Dunbar High School
Visiting the site of my adoptive dad's alma mater
Dunbar High School was an African-American school in Lynchburg, VA from 1923-1970. My adoptive father, Bill Womack, attended Dunbar, and his mother Fannie S. Womack taught there for 40 years. Sadly, the original building was torn down in 1979.
I went to the site expecting only a marker, but instead found a larger memorial – including a wall engraved with names of students and faculty. I found my father and grandmother, proving they had been here. It meant so much, but their names carved in lifeless rock also amplified their absence.
I often wondered why my dad was so tight-lipped about the past, not sharing much about his life here, about the school, and how it really felt to be raised by tough, disciplinarian schoolteachers (mom & aunt) in the segregated South. But now, seeing for the first time his high school’s motto: “Looking forward, not backward” – it all made sense. That’s how he lived.
It also made sense this would be the motto for a generation of Black students whose grandparents had been slaves, and who lived in what had been the heart of the Confederacy. Look forward, because not far behind was deep ugliness.
The teachers, including my grandmother, were fiercely devoted to pulling the youth up out of that mud. Many students, like my dad, went on to great achievements, becoming firsts in their fields. The alma mater: “We love old Dunbar best of all, the ideals for which it stands: We are her sons and daughters true, and we try to bring her fame.” Not an easy road.

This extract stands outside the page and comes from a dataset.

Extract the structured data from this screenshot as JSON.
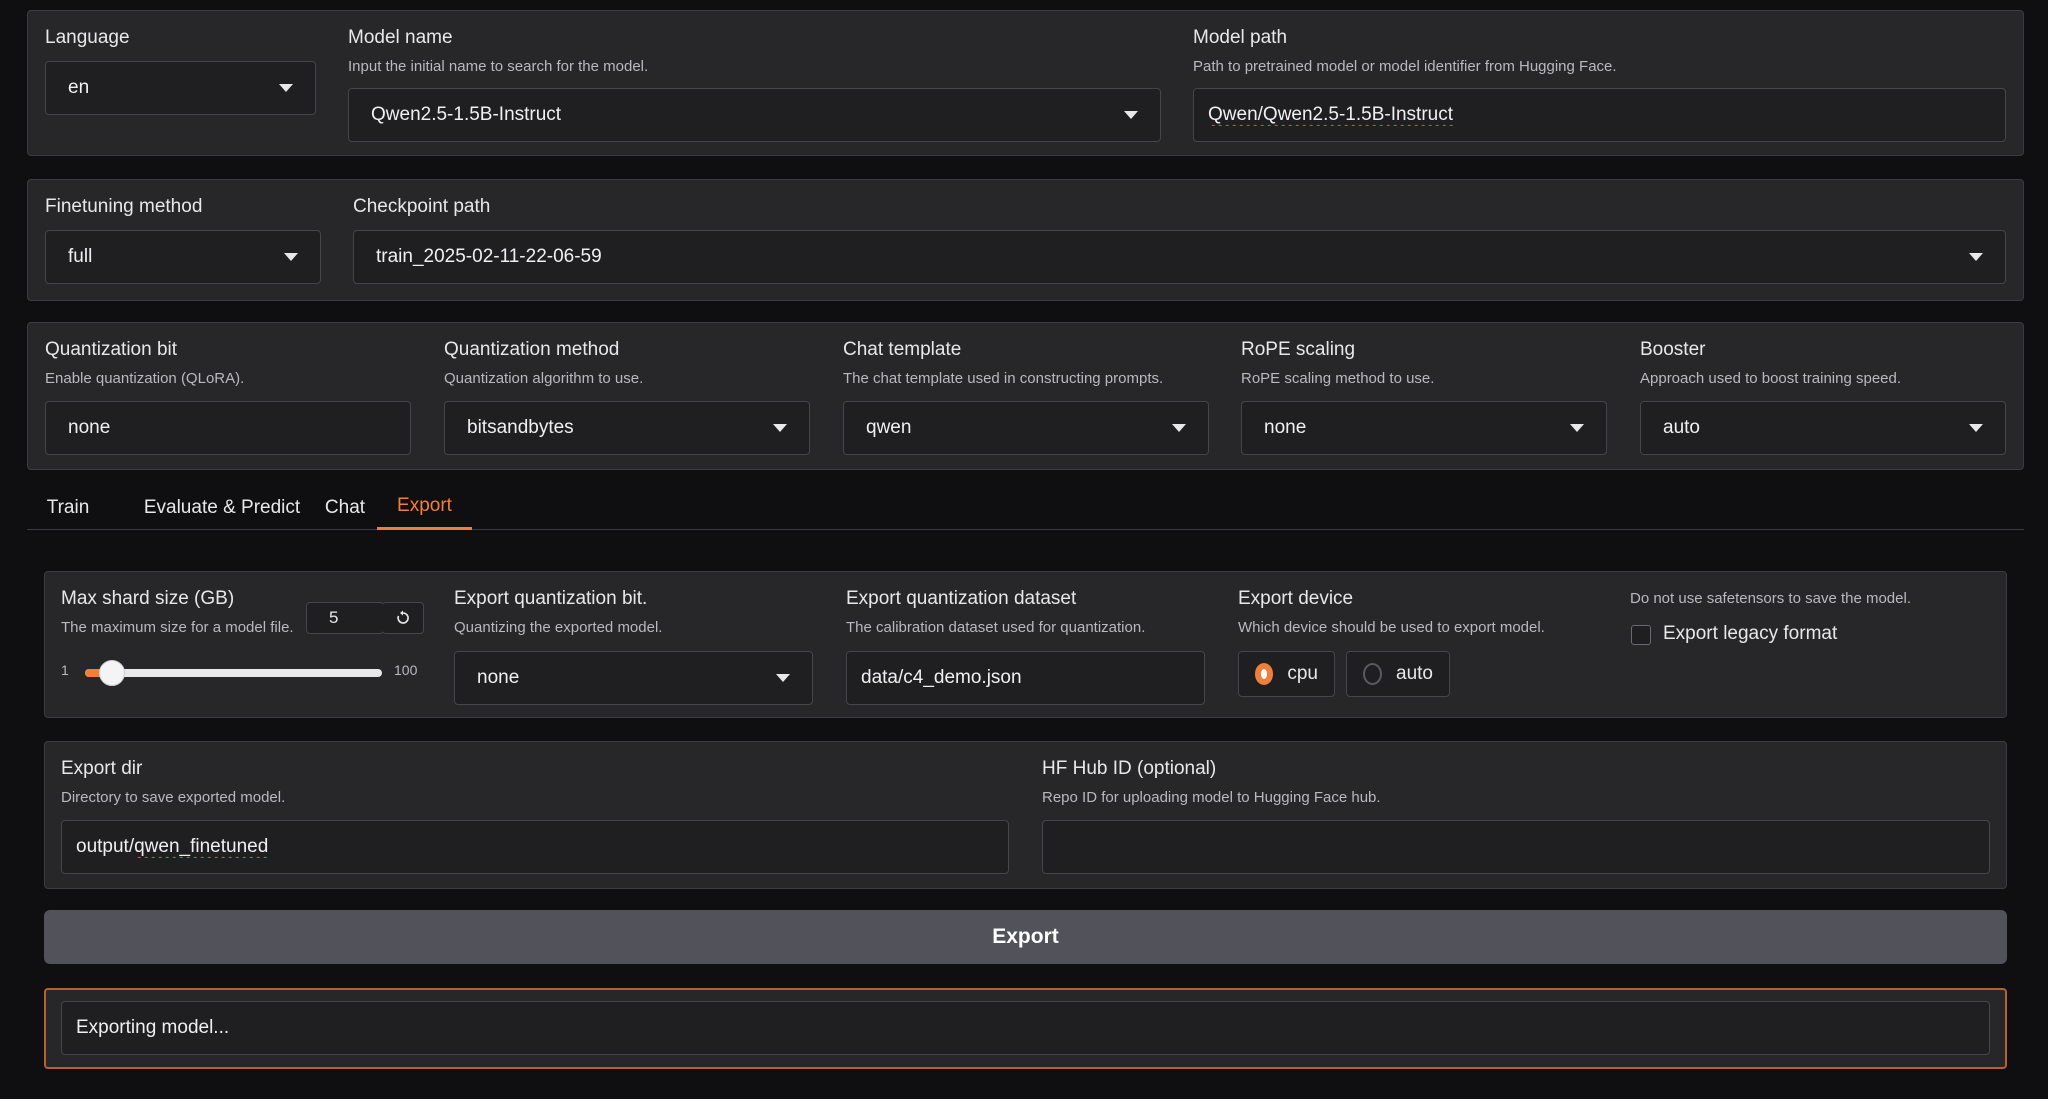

Below that was a quote from the famed principal of the school Mr. Seay, who was there when my dad attended. “All who knew and loved Dunbar HS admired its quest for excellence and its positive approach to public understanding… Long live the Dunbar experience! Honor to its sons and daughters!”
Yes. Honor to my dad, one of Dunbar’s sons. Honor to the legacy Dunbar’s students and guiding faculty left in the world. I sat near the memorial for a while, audio recording some of my thoughts. As I later walked away I missed my dad, but felt like I understood him so much more than when I arrived.